You hear media outlets talk about how infrastructure,
including bridges, is “crumbling” in America, often as a justification for increased federal spending. Chris Edwards at Downsizing the Federal Government examines that claim and finds it disingenuous at best. While it’s true that one bridge in nine is “structurally deficient”, that ratio has dropped by 50% in twenty years.
Newspapers have been full of such infrastructure stories in recent years. Pro-spending lobby groups such as ASCE have certainly pumped-up public concerns. America’s highways are becoming more congested, and we should have a discussion about how to finance needed expansions in capacity.

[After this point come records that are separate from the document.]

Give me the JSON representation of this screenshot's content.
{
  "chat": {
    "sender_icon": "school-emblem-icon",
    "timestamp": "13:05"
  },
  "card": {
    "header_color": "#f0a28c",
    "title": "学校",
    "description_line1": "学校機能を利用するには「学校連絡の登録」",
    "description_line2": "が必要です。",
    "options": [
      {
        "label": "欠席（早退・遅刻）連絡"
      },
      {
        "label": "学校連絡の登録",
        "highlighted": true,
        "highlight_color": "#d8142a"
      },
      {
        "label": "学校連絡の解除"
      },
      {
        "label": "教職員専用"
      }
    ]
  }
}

But the popular “crumbling bridges” theme is a bit of a scam. Federal Highway Administration (FHWA) data does show that one in nine bridges are structurally deficient. However, the WSJ doesn’t tell its readers that the share of bridges that are deficient has been steadily declining for two decades, as the chart below reveals.

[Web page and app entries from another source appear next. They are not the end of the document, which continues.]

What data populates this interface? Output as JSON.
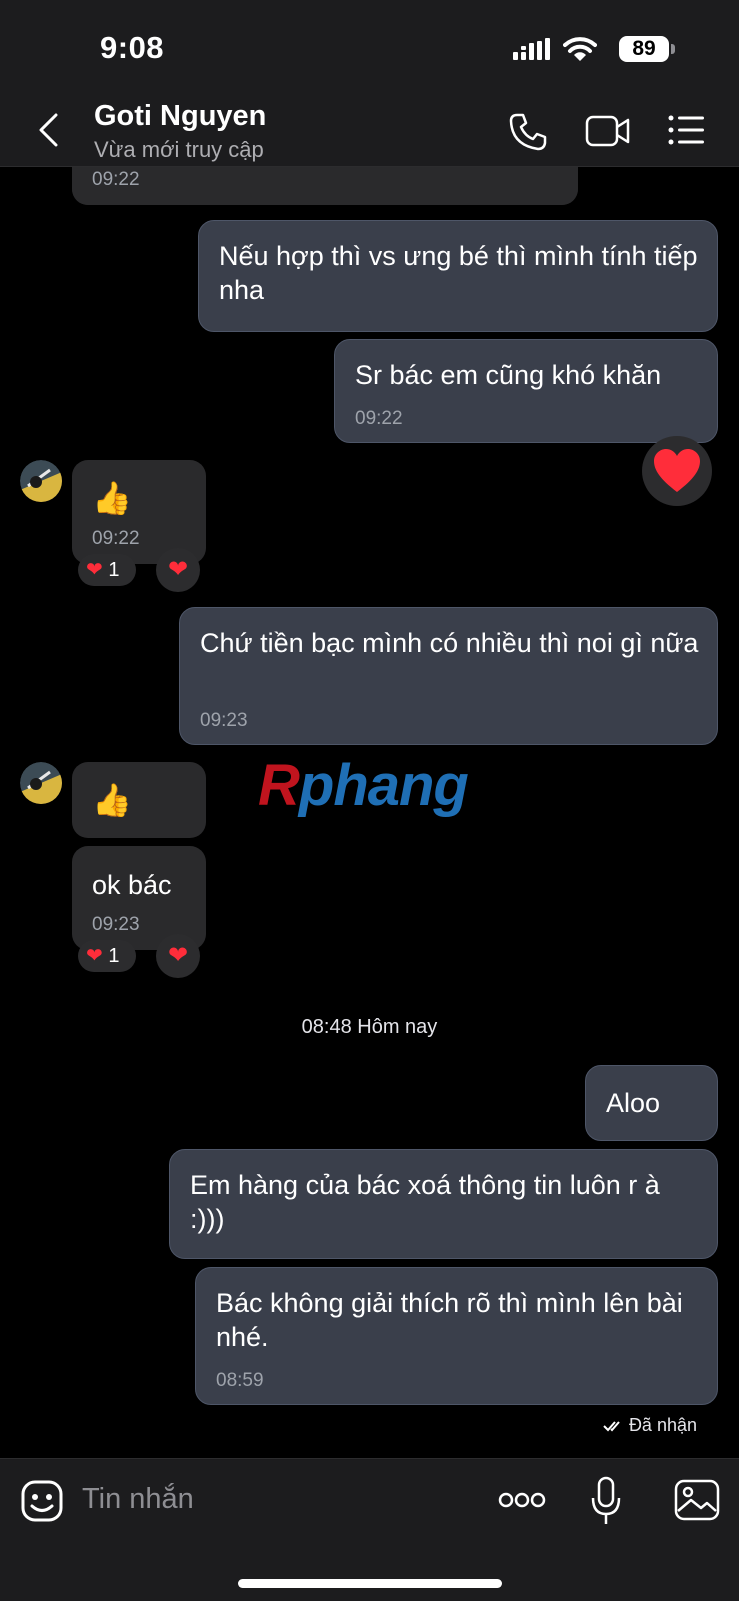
{
  "status_bar": {
    "time": "9:08",
    "battery": "89"
  },
  "header": {
    "contact_name": "Goti Nguyen",
    "contact_status": "Vừa mới truy cập"
  },
  "messages": {
    "m0_time": "09:22",
    "m1_text": "Nếu hợp thì vs ưng bé thì mình tính tiếp nha",
    "m2_text": "Sr bác em cũng khó khăn",
    "m2_time": "09:22",
    "m2_reaction": "❤",
    "m3_emoji": "👍",
    "m3_time": "09:22",
    "m3_reaction_count": "1",
    "m4_text": "Chứ tiền bạc mình có nhiều thì noi gì nữa",
    "m4_time": "09:23",
    "m5_emoji": "👍",
    "m6_text": "ok bác",
    "m6_time": "09:23",
    "m6_reaction_count": "1",
    "divider": "08:48 Hôm nay",
    "m7_text": "Aloo",
    "m8_text": "Em hàng của bác xoá thông tin luôn r à :)))",
    "m9_text": "Bác không giải thích rõ thì mình lên bài nhé.",
    "m9_time": "08:59",
    "received_status": "Đã nhận"
  },
  "watermark": {
    "part1": "R",
    "part2": "phang"
  },
  "input": {
    "placeholder": "Tin nhắn"
  },
  "icons": {
    "back": "chevron-left-icon",
    "call": "phone-icon",
    "video": "video-camera-icon",
    "menu": "list-icon",
    "sticker": "sticker-face-icon",
    "more": "more-dots-icon",
    "mic": "microphone-icon",
    "gallery": "image-icon"
  },
  "colors": {
    "background": "#000000",
    "bar": "#1c1c1e",
    "outgoing_bubble": "#3a3f4b",
    "incoming_bubble": "#2a2a2c",
    "heart": "#ff2d3a"
  }
}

In 2012, 66,749 of the nation’s 607,380 bridges were structurally deficient, which is 11 percent, or one in nine, as the WSJ reports. But that’s down from 124,072 out of 572,629 bridges, or 22 percent in 1992, according to FHWA.